What the task asks:
Select and copy out every line in the records containing "this".

Dataset rows for apps and sites:
-------------------------
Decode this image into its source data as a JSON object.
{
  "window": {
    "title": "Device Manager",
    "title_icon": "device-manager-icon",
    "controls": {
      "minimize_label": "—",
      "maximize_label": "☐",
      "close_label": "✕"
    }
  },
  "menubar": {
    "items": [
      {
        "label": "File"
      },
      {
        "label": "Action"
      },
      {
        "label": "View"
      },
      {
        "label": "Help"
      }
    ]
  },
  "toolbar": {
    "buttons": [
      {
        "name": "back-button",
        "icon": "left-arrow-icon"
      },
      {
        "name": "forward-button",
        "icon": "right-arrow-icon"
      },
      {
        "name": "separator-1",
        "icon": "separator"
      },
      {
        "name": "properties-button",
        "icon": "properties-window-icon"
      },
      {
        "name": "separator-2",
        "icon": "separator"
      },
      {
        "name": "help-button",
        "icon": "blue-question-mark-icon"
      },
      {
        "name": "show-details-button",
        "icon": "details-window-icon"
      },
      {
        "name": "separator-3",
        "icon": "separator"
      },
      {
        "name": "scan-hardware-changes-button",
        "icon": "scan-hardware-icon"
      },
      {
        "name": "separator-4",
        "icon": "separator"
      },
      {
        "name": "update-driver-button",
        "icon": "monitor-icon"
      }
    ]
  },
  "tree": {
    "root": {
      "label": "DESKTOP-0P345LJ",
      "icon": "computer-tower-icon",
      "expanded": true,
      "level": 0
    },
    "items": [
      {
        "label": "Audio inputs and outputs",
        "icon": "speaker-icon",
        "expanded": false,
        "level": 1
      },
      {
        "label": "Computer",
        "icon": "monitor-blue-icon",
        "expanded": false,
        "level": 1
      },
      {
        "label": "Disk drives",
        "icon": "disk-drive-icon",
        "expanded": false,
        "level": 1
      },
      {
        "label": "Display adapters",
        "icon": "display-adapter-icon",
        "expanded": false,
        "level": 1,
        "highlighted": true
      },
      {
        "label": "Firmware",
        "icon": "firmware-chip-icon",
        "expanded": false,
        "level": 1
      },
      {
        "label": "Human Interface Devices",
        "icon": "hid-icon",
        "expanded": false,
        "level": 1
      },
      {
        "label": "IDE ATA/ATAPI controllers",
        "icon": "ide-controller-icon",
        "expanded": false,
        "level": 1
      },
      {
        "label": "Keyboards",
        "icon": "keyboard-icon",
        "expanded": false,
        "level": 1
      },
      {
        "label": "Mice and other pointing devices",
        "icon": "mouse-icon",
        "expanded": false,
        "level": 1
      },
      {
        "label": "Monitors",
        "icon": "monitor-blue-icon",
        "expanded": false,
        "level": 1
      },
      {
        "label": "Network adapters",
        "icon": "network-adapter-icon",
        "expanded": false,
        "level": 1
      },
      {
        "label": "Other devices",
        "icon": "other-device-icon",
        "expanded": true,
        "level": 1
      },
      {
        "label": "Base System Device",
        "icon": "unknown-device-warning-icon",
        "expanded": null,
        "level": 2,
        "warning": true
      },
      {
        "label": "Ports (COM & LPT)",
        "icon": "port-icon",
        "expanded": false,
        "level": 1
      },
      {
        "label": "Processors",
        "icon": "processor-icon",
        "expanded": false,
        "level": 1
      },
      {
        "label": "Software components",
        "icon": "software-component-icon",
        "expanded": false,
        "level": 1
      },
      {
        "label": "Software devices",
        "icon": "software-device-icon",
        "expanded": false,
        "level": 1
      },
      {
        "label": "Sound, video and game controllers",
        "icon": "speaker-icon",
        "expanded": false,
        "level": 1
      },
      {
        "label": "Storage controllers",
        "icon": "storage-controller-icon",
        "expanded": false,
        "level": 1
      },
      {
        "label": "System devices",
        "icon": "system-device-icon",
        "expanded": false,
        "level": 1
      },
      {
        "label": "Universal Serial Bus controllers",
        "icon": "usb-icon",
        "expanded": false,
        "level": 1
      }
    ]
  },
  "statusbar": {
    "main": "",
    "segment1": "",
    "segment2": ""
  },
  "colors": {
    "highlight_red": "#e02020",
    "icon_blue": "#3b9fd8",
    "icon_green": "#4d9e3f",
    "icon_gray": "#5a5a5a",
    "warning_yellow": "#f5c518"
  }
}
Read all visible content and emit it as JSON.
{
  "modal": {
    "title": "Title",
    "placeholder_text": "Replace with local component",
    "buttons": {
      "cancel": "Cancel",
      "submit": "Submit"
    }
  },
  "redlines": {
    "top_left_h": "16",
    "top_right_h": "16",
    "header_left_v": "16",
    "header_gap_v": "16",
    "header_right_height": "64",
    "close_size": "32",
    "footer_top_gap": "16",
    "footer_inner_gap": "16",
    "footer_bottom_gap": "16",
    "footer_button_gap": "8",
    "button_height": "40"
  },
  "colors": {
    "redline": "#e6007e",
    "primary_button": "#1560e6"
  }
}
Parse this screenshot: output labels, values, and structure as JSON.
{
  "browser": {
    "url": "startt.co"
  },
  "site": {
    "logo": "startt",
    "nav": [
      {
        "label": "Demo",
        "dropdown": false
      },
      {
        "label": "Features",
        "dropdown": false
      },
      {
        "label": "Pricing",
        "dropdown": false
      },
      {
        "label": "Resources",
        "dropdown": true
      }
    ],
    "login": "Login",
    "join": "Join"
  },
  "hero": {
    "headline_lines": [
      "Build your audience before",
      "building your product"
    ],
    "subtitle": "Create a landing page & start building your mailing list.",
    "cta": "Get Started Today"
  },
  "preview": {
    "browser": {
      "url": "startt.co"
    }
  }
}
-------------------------
Final answer:
Decode this image into its source data as a JSON object.
Parse this screenshot: output labels, values, and structure as JSON.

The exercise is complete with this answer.